Depardieu, like other Russian citizens, would have to register his place of residence with local authorities.
Yet some also questioned the morality of Russia fast-tracking Depardieu's citizenship request.
His public opposition to paying high taxes in France showed he "loves money more than motherland," wrote Orekh.
"Let's give our passports to everyone who has lots of money and doesn't want to pay taxes at home!" he said, contrasting Depardieu's experience with that of ordinary applicants who spend years going through complex red tape.
Poet Lev Rubinshtein warned Depardieu on Facebook that if he chose to pay taxes in Russia, they would go to "gorillas with batons who joyfully beat up young men and women and old ladies." Russia has used Depardieu's request to preen itself over what it sees as an endorsement of its economic policies.
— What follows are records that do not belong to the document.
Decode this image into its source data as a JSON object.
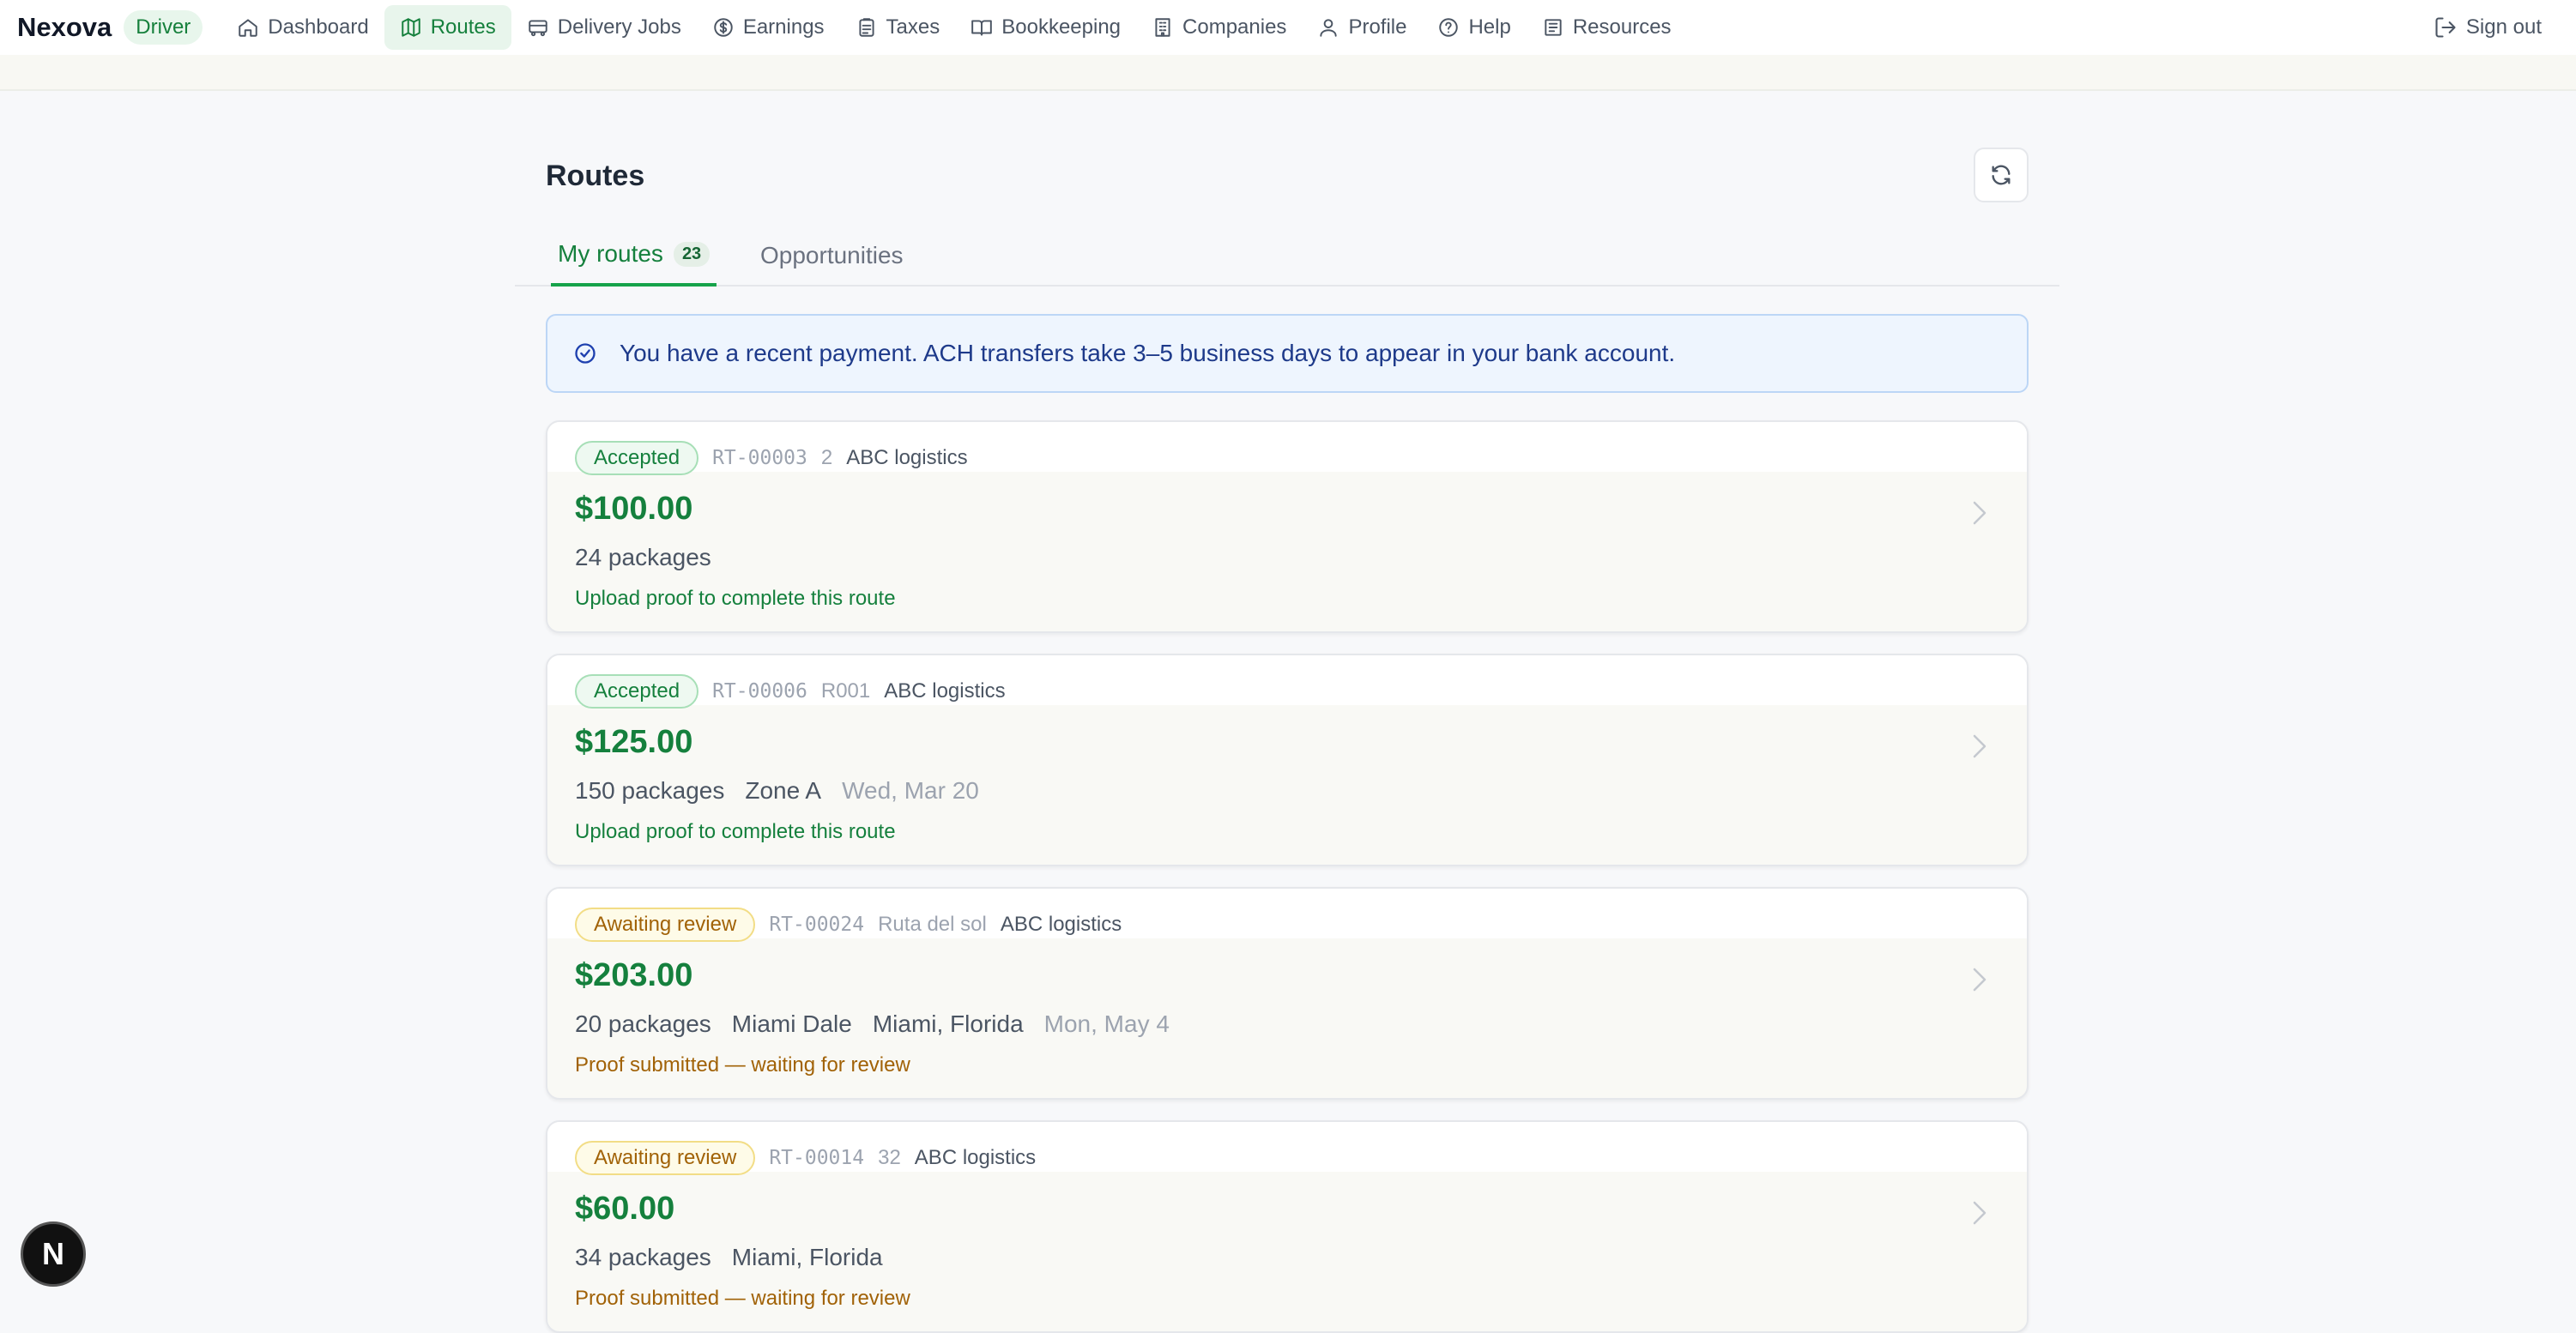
{
  "brand": {
    "name": "Nexova",
    "role": "Driver"
  },
  "nav": {
    "items": [
      {
        "label": "Dashboard",
        "icon": "home-icon"
      },
      {
        "label": "Routes",
        "icon": "map-icon",
        "active": true
      },
      {
        "label": "Delivery Jobs",
        "icon": "truck-icon"
      },
      {
        "label": "Earnings",
        "icon": "dollar-icon"
      },
      {
        "label": "Taxes",
        "icon": "clipboard-icon"
      },
      {
        "label": "Bookkeeping",
        "icon": "book-icon"
      },
      {
        "label": "Companies",
        "icon": "building-icon"
      },
      {
        "label": "Profile",
        "icon": "user-icon"
      },
      {
        "label": "Help",
        "icon": "help-icon"
      },
      {
        "label": "Resources",
        "icon": "newspaper-icon"
      }
    ],
    "signout": "Sign out"
  },
  "page": {
    "title": "Routes",
    "tabs": [
      {
        "label": "My routes",
        "count": "23",
        "active": true
      },
      {
        "label": "Opportunities"
      }
    ],
    "notice": "You have a recent payment. ACH transfers take 3–5 business days to appear in your bank account."
  },
  "routes": [
    {
      "status": "Accepted",
      "route_id": "RT-00003",
      "ref": "2",
      "company": "ABC logistics",
      "amount": "$100.00",
      "packages": "24 packages",
      "zone": "",
      "location": "",
      "date": "",
      "action": "Upload proof to complete this route"
    },
    {
      "status": "Accepted",
      "route_id": "RT-00006",
      "ref": "R001",
      "company": "ABC logistics",
      "amount": "$125.00",
      "packages": "150 packages",
      "zone": "Zone A",
      "location": "",
      "date": "Wed, Mar 20",
      "action": "Upload proof to complete this route"
    },
    {
      "status": "Awaiting review",
      "route_id": "RT-00024",
      "ref": "Ruta del sol",
      "company": "ABC logistics",
      "amount": "$203.00",
      "packages": "20 packages",
      "zone": "Miami Dale",
      "location": "Miami, Florida",
      "date": "Mon, May 4",
      "action": "Proof submitted — waiting for review"
    },
    {
      "status": "Awaiting review",
      "route_id": "RT-00014",
      "ref": "32",
      "company": "ABC logistics",
      "amount": "$60.00",
      "packages": "34 packages",
      "zone": "Miami, Florida",
      "location": "",
      "date": "",
      "action": "Proof submitted — waiting for review"
    }
  ],
  "fab": {
    "label": "N"
  }
}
"Depardieu's case shows that financial and economic stability are often the most important factor in choosing a country not only for investors but for artists, too," former economic development minister and now head of Russia's largest savings bank, German Gref, told the Interfax news agency.
Meanwhile Depardieu's threat to give up his passport over soaring tax demands has prompted much soul-searching in France.
Right-wing daily Le Figaro described the affair as a "bad farce" but stressed in a front-page editorial that "this 75 percent tax is an economic, political and diplomatic fiasco that we should not be smiling about." The canny PR stunt comes as Russia faces widespread international criticism over a recent decision to ban adoptions of Russian children by US citizens, and looks like an attempt to deflect public attention.
"Giving Depardieu citizenship is a strong PR move inside the country but it is the anti-orphan law that influences Russia's image worldwide. This can't offset that," wrote Alexei Venediktov, chief editor of Moscow Echo, on his blog.
Putin last week signed a law banning US adoptions despite emotional appeals after Washington passed legislation targeting the Russian officials who were allegedly involved in the prison death of a lawyer, Sergei Magnitsky.